The researchers asked the local hunters to list the main mammal species present in the studied landscape or locally disappeared since 1995. Then they discussed the evolution of these species and the main factors explaining these changes over time. “The participants had clear memories. We matched local names with scientific ones and were able to corroborate the information provided by the hunters,” Van Vliet said.
THE ACCOUNT OF THE DAMAGES
Through this exercise, local hunters provided a clearer picture on the severity of the wildlife depletion process in the landscape. “Our research showed that elephants have completely disappeared locally; other mammal species such as chimpanzees, red colobus and orycteropus have been significantly depleted; while okapis and forest buffalos only persist in the northern part of the landscape”, said Jonas Muhindo, another member of the research team.
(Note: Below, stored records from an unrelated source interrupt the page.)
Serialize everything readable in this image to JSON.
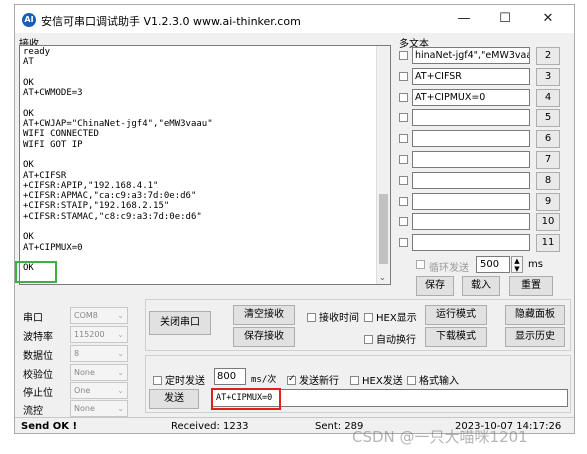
{
  "window": {
    "title": "安信可串口调试助手 V1.2.3.0    www.ai-thinker.com",
    "icon_text": "AI",
    "minimize": "—",
    "maximize": "☐",
    "close": "✕"
  },
  "receive": {
    "label": "接收",
    "lines": [
      "ready",
      "AT",
      "",
      "OK",
      "AT+CWMODE=3",
      "",
      "OK",
      "AT+CWJAP=\"ChinaNet-jgf4\",\"eMW3vaau\"",
      "WIFI CONNECTED",
      "WIFI GOT IP",
      "",
      "OK",
      "AT+CIFSR",
      "+CIFSR:APIP,\"192.168.4.1\"",
      "+CIFSR:APMAC,\"ca:c9:a3:7d:0e:d6\"",
      "+CIFSR:STAIP,\"192.168.2.15\"",
      "+CIFSR:STAMAC,\"c8:c9:a3:7d:0e:d6\"",
      "",
      "OK",
      "AT+CIPMUX=0",
      "",
      "OK"
    ]
  },
  "multi": {
    "label": "多文本",
    "rows": [
      {
        "text": "hinaNet-jgf4\",\"eMW3vaau\"",
        "num": "2"
      },
      {
        "text": "AT+CIFSR",
        "num": "3"
      },
      {
        "text": "AT+CIPMUX=0",
        "num": "4"
      },
      {
        "text": "",
        "num": "5"
      },
      {
        "text": "",
        "num": "6"
      },
      {
        "text": "",
        "num": "7"
      },
      {
        "text": "",
        "num": "8"
      },
      {
        "text": "",
        "num": "9"
      },
      {
        "text": "",
        "num": "10"
      },
      {
        "text": "",
        "num": "11"
      }
    ],
    "loop_label": "循环发送",
    "loop_value": "500",
    "loop_unit": "ms",
    "save": "保存",
    "load": "载入",
    "reset": "重置"
  },
  "settings": {
    "port_label": "串口",
    "port_value": "COM8",
    "baud_label": "波特率",
    "baud_value": "115200",
    "databits_label": "数据位",
    "databits_value": "8",
    "parity_label": "校验位",
    "parity_value": "None",
    "stopbits_label": "停止位",
    "stopbits_value": "One",
    "flow_label": "流控",
    "flow_value": "None"
  },
  "controls": {
    "close_port": "关闭串口",
    "clear_recv": "清空接收",
    "save_recv": "保存接收",
    "recv_time": "接收时间",
    "hex_display": "HEX显示",
    "run_mode": "运行模式",
    "hide_panel": "隐藏面板",
    "auto_wrap": "自动换行",
    "download_mode": "下载模式",
    "show_history": "显示历史",
    "timed_send": "定时发送",
    "timed_value": "800",
    "timed_unit": "ms/次",
    "send_newline": "发送新行",
    "hex_send": "HEX发送",
    "format_input": "格式输入",
    "send": "发送",
    "send_text": "AT+CIPMUX=0"
  },
  "status": {
    "send_ok": "Send OK !",
    "received": "Received: 1233",
    "sent": "Sent: 289",
    "time": "2023-10-07 14:17:26"
  },
  "watermark": "CSDN @一只大喵咪1201"
}
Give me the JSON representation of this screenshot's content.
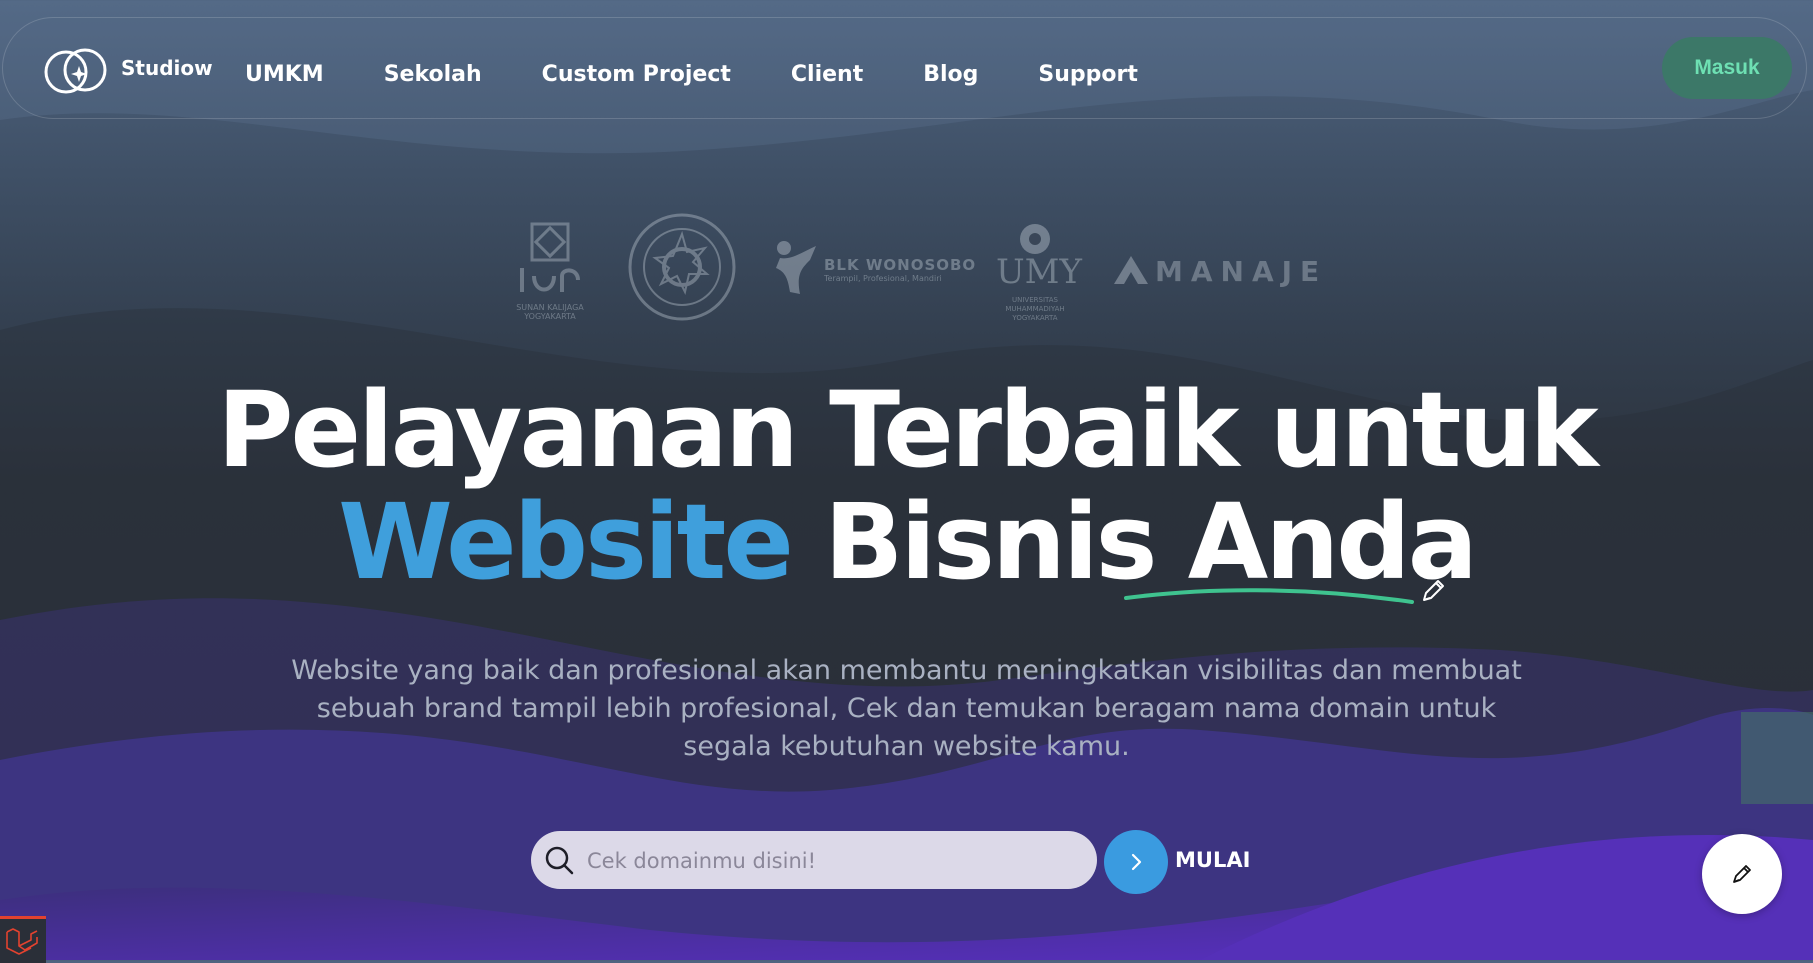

Nevertheless, the observation that some vulnerable and emblematic species such as chimpanzees are still present in Yangambi, can give hope to conservationists.
“This is a demonstration of the resilience of natural systems facing sustained and increased anthropogenic pressures,” Van Vliet said. “It provides a positive vision about the likelihood to reverse trends as long as critical functions are preserved,” she added.
UNDERSTANDING THE ROOT CAUSES OF DEFAUNATION
The study also explains the factors behind wildlife loss as observed by local hunters, providing a more complicated picture than the scientists anticipated.
Most hunters identified the presence of armed groups in the forest as a direct cause of wildlife extirpation. Troops practiced hunting to feed themselves and for trafficking, affecting specially the okapi, leopard, buffalo, and elephant populations.
Furthermore, the economy of the region was significantly affected by political instability. Security concerns limited the movement of goods and people, existing factories closed, and government jobs were cut. Given the lack of employment and alternative sources of income, more families became dependent on forest resources for food security.
Other factors also led to a surge in hunting. First, population growth, especially in nearby cities, led to an increase in demand of wild meat. Second, the average age of entry into hunting has decreased over time. Third, access to weapons and headlamps has become easier.
“As a result, the number of hunters in the villages gradually doubled in 20 years and hunting now occurs both during the day and at night,” van Vliet said. As a result, previously unreachable species, such as nocturnal mammal and arboreal species (small monkeys and birds), have also become more vulnerable.
CIFOR’s study not only evidences the level of complexity involved in defaunation, but it calls for its understanding to guide the development of effective conservation and restoration strategies. “Embracing the complexity explaining wildlife population trends is important to enable more accurate predictions of when and where collapses will occur and to guide the development of effective conservation and restoration policies,” Van Vliet said.
“We also need to explore how the wildlife depletion process can be reversed in a post-conflict context,” she adds. “We must identify the levers that can inverse the cascading effects of conflict to allow species to recover.”
To address these issues, the project FORETS (Formation, Recherche, Environnement dans la Tshopo) led by CIFOR and funded by the European Union, is working to create livelihood alternatives for local populations, increase the supply of meat from domestic animals, and in general promote a more sustainable management of the natural resources of the landscape.
via CIFOR Forests News https://ift.tt/2xsQew9